▸ **What the exercise asks**
Look through the records below and say how many lines include "prefix". Give only that number.

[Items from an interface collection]
═══

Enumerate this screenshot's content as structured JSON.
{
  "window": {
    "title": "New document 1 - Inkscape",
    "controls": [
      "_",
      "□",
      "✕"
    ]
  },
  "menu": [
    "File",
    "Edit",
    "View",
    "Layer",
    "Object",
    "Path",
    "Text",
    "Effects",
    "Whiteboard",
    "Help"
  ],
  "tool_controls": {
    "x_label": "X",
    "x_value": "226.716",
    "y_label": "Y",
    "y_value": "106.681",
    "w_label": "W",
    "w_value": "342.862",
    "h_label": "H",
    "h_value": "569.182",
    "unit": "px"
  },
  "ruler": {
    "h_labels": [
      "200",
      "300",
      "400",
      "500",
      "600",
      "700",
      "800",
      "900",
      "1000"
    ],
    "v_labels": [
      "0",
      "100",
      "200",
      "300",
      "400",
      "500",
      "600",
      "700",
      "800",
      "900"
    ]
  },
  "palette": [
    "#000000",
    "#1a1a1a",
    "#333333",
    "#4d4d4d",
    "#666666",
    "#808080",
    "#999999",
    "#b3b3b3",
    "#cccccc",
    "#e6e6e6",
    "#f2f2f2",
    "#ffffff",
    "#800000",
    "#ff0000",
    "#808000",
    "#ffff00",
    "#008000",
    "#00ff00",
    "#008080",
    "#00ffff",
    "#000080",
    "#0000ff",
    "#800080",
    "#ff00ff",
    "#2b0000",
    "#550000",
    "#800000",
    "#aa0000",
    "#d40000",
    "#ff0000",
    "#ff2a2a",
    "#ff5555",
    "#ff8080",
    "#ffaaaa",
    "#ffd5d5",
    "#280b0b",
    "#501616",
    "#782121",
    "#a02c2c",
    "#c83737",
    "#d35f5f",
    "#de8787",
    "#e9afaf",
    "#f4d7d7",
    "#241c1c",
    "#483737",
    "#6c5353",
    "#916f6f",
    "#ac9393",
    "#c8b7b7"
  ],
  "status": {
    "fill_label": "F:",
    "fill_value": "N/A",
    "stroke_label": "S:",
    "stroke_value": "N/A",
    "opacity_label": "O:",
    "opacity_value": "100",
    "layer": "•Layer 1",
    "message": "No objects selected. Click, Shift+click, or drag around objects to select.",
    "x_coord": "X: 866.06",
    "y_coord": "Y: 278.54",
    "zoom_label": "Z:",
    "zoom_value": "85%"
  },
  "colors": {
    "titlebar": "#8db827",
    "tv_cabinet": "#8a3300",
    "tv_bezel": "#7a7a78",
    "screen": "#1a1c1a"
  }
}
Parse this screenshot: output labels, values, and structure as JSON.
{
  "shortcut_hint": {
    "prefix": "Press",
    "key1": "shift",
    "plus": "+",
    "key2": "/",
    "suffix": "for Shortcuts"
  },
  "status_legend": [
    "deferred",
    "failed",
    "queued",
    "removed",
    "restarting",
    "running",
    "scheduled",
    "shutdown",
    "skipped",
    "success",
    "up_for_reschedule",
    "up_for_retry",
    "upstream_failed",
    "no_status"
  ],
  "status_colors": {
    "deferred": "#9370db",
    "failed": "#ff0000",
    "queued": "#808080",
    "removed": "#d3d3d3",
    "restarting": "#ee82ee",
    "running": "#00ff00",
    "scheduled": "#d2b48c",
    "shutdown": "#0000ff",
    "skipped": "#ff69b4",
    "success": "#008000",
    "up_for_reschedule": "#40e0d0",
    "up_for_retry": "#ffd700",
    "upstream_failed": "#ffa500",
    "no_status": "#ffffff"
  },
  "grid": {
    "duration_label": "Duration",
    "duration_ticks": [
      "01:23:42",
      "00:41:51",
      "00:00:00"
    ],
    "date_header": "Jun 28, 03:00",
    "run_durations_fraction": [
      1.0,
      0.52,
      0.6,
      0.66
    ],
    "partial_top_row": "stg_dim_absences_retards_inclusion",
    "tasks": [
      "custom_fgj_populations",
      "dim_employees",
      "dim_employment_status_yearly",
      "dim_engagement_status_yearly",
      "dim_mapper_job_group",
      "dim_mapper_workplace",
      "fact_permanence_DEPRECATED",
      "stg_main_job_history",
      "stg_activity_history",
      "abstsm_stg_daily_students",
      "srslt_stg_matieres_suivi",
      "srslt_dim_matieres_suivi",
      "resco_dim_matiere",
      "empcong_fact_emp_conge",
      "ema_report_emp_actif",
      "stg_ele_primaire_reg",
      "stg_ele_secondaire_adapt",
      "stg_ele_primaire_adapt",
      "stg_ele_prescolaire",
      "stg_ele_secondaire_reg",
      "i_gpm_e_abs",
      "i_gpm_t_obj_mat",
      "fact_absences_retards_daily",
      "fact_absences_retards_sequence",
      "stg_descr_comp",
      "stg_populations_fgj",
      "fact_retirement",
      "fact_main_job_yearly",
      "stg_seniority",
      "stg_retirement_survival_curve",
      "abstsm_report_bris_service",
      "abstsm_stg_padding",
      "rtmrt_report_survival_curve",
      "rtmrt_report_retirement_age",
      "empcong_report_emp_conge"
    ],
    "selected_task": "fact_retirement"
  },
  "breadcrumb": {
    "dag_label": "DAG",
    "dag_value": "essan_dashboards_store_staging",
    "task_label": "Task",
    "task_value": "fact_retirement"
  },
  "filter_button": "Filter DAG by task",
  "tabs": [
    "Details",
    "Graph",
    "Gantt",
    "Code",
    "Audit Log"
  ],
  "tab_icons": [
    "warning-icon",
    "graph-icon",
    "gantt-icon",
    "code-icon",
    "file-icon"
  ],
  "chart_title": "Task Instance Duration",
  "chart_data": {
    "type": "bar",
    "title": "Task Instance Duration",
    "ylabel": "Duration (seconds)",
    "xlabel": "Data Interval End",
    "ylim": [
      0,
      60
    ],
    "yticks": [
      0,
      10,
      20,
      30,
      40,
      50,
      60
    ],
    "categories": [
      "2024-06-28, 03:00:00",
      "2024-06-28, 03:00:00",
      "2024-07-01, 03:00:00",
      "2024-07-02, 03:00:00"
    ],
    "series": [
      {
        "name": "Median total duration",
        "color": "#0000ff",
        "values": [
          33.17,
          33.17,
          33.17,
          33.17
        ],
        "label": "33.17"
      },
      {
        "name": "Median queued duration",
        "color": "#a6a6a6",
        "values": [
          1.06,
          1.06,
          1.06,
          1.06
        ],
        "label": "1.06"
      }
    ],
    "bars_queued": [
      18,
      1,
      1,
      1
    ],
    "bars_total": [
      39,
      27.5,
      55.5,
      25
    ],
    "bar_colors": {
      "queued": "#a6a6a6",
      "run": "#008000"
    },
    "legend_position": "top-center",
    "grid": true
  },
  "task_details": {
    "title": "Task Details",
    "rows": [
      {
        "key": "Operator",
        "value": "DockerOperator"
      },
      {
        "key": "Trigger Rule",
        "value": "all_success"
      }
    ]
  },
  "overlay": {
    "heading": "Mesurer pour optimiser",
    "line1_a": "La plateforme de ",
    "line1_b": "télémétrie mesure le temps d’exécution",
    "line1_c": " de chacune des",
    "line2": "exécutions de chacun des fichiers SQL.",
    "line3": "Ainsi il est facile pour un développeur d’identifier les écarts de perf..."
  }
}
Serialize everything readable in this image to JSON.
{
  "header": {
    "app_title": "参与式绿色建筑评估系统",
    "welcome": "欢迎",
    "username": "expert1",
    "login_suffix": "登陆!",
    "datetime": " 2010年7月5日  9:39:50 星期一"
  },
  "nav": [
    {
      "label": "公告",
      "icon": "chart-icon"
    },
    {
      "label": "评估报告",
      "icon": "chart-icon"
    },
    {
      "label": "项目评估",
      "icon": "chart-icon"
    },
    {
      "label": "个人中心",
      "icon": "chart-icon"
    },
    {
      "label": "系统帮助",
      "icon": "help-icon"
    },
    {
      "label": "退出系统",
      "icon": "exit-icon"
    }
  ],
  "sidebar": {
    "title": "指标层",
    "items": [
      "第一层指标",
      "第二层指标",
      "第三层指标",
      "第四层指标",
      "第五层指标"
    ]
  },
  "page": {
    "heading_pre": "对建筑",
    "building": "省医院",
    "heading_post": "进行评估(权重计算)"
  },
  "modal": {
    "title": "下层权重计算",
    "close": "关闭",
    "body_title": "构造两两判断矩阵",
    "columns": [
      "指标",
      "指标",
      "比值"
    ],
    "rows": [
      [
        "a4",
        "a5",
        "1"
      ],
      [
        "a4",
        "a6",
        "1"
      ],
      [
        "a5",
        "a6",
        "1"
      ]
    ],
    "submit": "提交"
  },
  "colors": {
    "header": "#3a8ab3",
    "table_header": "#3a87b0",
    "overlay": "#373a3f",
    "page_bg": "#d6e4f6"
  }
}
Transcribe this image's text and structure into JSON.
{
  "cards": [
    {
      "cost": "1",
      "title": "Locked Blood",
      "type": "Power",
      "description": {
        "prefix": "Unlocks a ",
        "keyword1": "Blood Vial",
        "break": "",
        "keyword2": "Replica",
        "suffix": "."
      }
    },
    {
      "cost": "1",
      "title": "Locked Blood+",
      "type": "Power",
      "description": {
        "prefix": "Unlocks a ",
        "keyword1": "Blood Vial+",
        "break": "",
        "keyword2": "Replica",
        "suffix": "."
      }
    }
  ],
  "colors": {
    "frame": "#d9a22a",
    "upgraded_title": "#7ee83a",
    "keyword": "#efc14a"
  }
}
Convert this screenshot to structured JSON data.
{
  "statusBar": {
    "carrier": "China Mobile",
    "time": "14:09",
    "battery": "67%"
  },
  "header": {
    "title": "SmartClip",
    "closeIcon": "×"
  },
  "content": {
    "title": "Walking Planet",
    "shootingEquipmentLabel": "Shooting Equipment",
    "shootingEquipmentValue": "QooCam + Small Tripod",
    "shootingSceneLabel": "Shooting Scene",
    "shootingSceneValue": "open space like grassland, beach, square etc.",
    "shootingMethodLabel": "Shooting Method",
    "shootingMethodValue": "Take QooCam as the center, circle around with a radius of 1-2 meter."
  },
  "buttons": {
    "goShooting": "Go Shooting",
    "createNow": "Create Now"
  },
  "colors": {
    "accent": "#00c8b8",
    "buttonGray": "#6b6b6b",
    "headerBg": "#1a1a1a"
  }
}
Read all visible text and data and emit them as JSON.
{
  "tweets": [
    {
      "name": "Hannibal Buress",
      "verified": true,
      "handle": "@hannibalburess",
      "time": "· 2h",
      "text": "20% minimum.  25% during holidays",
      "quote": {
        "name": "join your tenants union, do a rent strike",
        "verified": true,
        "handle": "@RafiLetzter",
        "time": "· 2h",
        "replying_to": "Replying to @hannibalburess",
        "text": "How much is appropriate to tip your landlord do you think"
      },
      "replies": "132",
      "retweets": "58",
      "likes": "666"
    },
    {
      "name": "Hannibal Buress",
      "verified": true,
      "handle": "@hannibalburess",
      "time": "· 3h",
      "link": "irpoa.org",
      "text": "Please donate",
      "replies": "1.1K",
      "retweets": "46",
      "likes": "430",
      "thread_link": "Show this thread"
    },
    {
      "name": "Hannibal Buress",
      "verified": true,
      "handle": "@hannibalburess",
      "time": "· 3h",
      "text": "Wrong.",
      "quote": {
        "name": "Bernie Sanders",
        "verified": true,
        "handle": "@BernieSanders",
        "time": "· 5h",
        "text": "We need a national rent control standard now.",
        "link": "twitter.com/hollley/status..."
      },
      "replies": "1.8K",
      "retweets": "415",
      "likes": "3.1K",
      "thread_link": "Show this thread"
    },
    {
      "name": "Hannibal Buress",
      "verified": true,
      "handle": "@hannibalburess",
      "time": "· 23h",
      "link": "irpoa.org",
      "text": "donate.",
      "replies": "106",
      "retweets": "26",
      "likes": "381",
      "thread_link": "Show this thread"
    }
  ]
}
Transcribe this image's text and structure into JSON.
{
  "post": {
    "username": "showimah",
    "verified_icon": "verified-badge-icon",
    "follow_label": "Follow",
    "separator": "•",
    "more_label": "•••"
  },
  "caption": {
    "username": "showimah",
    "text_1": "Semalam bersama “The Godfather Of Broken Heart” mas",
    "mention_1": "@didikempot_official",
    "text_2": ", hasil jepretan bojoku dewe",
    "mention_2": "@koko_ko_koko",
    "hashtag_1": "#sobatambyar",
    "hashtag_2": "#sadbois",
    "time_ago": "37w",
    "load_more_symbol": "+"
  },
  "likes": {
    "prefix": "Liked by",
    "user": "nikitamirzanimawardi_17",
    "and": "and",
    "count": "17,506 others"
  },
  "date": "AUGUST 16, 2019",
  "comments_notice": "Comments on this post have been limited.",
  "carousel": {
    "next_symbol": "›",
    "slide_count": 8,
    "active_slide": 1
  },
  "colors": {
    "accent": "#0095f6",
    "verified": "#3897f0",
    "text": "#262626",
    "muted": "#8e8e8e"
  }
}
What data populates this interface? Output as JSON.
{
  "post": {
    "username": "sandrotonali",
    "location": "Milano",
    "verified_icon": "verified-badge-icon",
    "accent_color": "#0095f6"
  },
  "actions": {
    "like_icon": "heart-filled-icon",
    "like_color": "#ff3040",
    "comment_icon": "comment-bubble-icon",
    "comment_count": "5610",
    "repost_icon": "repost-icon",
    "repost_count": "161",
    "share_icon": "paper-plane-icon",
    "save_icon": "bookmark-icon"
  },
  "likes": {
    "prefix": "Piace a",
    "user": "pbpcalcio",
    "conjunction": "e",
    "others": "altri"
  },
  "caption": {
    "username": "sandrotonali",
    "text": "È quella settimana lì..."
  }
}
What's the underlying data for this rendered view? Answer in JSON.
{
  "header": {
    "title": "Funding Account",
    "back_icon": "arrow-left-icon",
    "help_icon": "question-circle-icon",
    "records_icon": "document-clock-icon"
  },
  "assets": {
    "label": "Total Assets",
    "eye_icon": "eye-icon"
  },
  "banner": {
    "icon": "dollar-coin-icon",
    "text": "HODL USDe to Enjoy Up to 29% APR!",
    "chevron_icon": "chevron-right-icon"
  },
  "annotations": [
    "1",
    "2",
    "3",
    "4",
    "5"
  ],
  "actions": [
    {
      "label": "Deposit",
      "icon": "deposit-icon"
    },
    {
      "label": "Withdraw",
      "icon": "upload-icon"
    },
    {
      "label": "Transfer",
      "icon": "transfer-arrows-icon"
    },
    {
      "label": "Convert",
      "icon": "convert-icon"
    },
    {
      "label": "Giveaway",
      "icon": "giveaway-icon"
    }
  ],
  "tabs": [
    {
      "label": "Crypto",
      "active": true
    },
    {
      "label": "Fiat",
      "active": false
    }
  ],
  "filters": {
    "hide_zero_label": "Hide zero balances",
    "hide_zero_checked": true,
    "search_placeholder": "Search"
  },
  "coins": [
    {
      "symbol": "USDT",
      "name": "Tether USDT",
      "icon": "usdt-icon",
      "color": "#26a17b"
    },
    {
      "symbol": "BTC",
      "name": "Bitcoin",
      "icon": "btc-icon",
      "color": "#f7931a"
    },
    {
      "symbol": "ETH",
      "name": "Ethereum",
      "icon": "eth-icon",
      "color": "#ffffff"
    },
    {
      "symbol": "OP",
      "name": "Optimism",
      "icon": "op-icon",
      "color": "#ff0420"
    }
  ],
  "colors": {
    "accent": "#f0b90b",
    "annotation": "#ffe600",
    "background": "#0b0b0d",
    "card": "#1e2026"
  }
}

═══

▸ **Task response**
5